-- THE INPUT follows --

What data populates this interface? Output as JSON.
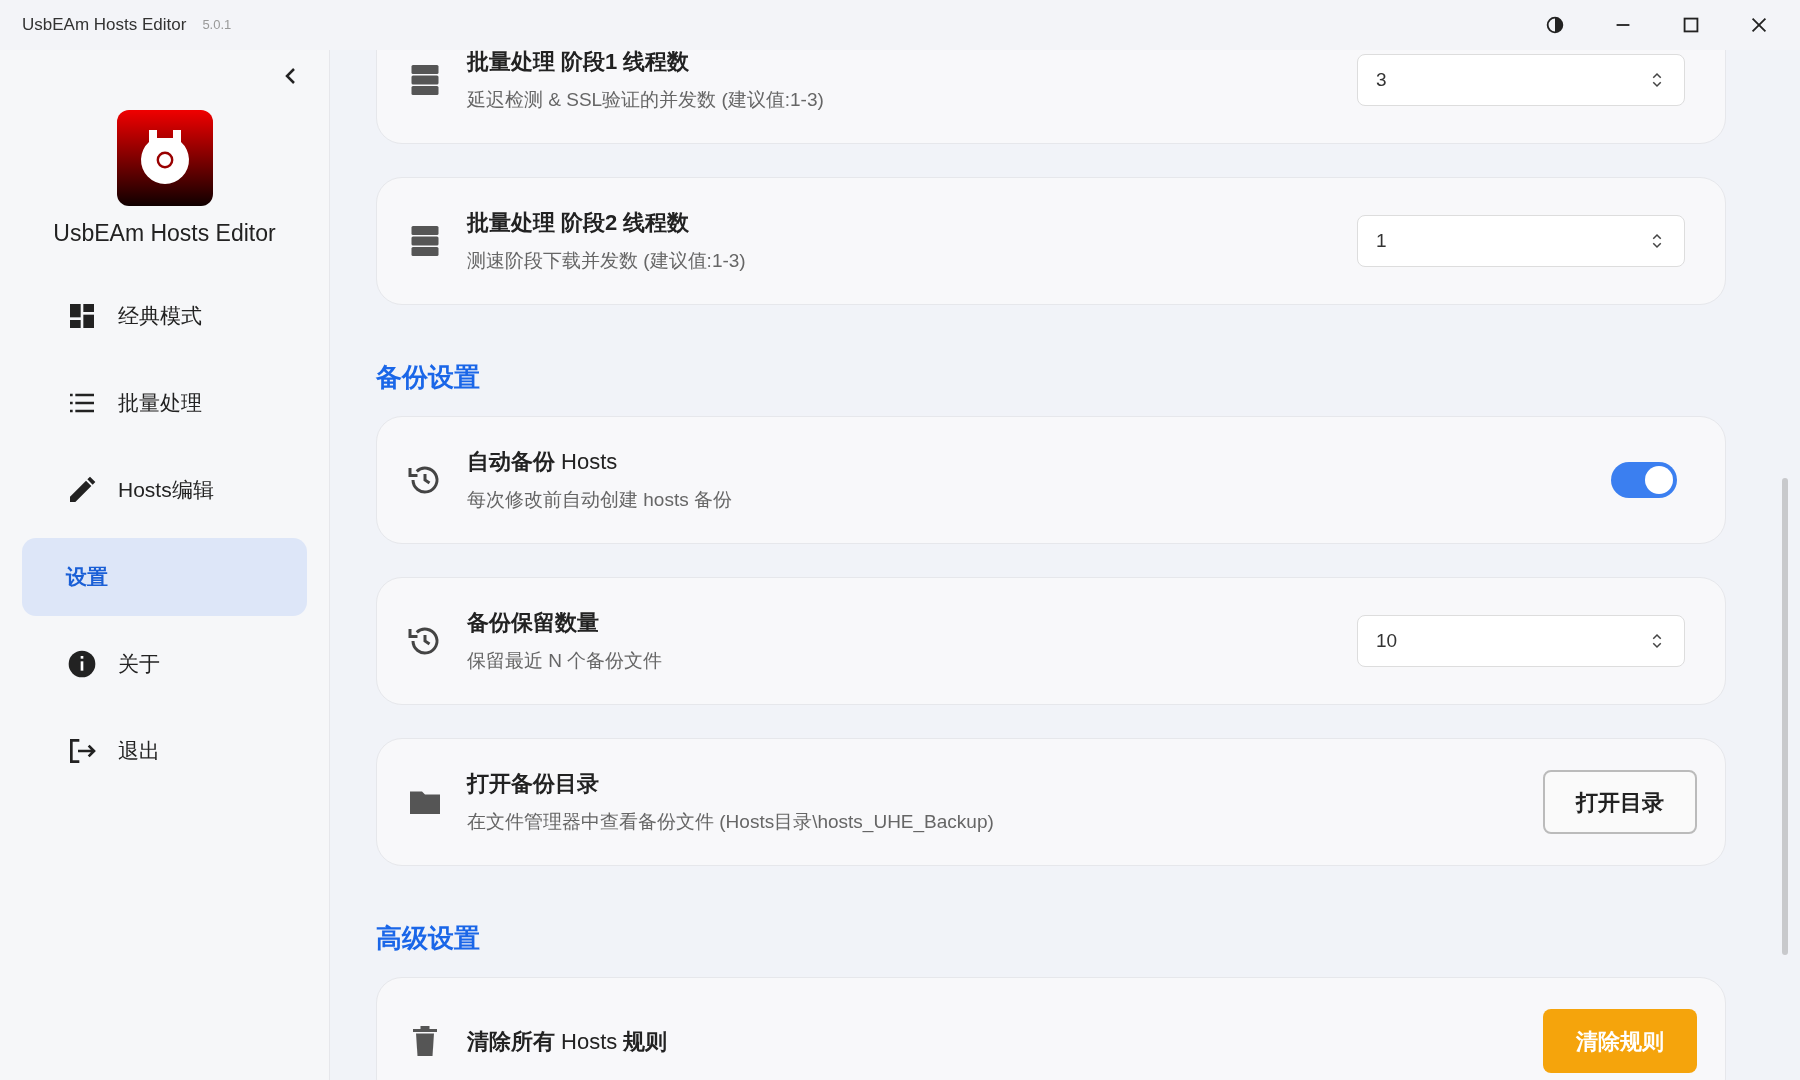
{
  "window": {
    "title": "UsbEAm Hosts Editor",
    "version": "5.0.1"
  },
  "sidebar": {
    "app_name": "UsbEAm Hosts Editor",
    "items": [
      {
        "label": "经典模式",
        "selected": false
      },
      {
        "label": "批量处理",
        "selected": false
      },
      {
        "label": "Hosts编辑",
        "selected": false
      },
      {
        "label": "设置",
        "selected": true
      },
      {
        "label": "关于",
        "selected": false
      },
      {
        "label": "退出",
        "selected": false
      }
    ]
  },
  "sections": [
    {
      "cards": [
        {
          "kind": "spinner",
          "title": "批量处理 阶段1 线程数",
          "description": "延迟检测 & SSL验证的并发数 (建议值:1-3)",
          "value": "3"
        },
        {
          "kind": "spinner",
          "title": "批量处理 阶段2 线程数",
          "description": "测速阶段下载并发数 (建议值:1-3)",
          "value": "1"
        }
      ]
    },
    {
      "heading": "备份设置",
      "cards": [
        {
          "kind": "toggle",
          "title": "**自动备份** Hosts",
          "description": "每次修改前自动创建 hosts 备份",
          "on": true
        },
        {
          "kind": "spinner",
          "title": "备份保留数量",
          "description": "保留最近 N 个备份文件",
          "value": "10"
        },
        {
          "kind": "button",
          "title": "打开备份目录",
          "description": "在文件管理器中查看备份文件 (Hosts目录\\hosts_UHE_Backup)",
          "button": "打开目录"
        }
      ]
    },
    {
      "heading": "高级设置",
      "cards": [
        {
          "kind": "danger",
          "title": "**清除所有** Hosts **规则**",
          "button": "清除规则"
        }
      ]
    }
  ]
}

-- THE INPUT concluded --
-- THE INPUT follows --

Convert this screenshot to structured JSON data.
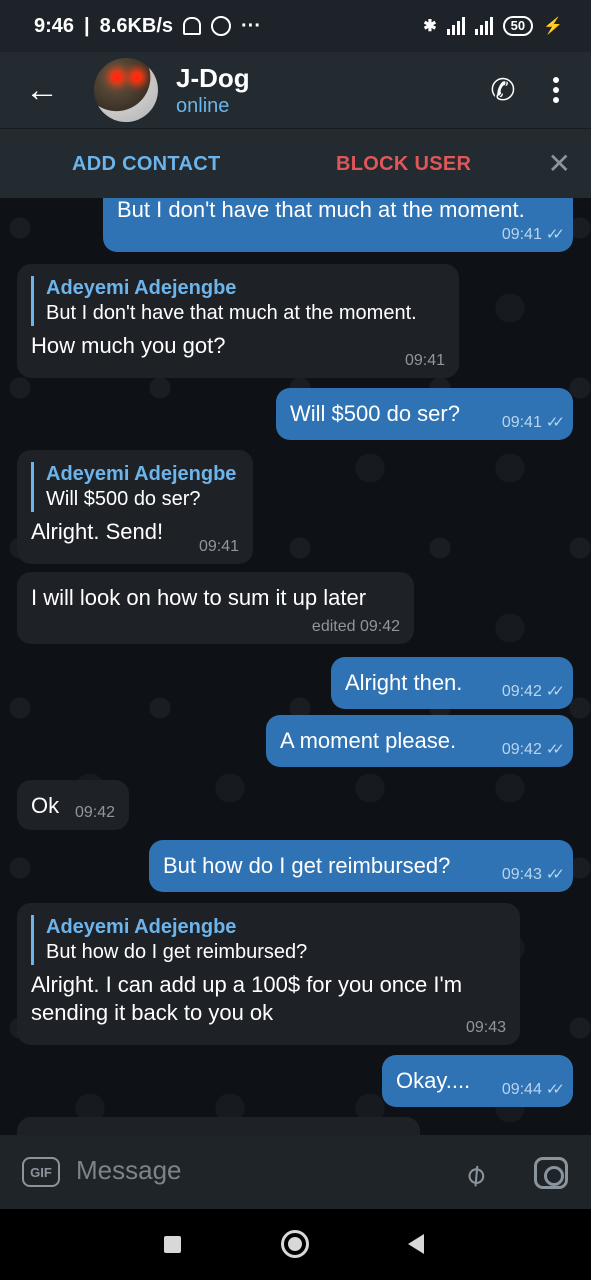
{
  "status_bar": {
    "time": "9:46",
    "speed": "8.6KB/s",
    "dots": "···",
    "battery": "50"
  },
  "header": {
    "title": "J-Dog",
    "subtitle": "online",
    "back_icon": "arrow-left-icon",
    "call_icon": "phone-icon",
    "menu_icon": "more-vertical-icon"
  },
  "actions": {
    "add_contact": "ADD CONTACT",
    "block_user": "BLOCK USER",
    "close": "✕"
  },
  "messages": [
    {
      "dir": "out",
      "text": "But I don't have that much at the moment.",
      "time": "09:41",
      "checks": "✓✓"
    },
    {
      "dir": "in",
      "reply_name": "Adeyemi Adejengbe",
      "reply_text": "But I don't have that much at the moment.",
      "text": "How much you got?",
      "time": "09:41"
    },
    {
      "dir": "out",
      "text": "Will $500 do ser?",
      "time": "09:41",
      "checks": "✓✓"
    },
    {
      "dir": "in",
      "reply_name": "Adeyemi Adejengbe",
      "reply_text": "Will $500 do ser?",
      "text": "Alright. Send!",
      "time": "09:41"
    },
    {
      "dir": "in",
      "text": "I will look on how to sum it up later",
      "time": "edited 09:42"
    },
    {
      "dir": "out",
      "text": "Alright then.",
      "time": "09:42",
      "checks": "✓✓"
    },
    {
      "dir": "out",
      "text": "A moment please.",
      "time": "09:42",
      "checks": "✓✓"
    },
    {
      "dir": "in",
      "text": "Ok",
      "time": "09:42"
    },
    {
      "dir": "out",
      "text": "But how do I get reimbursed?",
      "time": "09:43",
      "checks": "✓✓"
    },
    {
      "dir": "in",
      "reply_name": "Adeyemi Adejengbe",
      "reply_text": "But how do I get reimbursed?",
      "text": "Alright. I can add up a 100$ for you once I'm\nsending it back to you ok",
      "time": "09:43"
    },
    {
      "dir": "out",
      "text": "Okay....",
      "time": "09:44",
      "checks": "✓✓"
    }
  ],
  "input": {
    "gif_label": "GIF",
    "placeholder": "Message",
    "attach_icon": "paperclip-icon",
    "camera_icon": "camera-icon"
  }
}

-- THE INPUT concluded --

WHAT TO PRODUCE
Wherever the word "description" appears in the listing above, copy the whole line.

REPLY
          "description": "延迟检测 & SSL验证的并发数 (建议值:1-3)",
          "description": "测速阶段下载并发数 (建议值:1-3)",
          "description": "每次修改前自动创建 hosts 备份",
          "description": "保留最近 N 个备份文件",
          "description": "在文件管理器中查看备份文件 (Hosts目录\\hosts_UHE_Backup)",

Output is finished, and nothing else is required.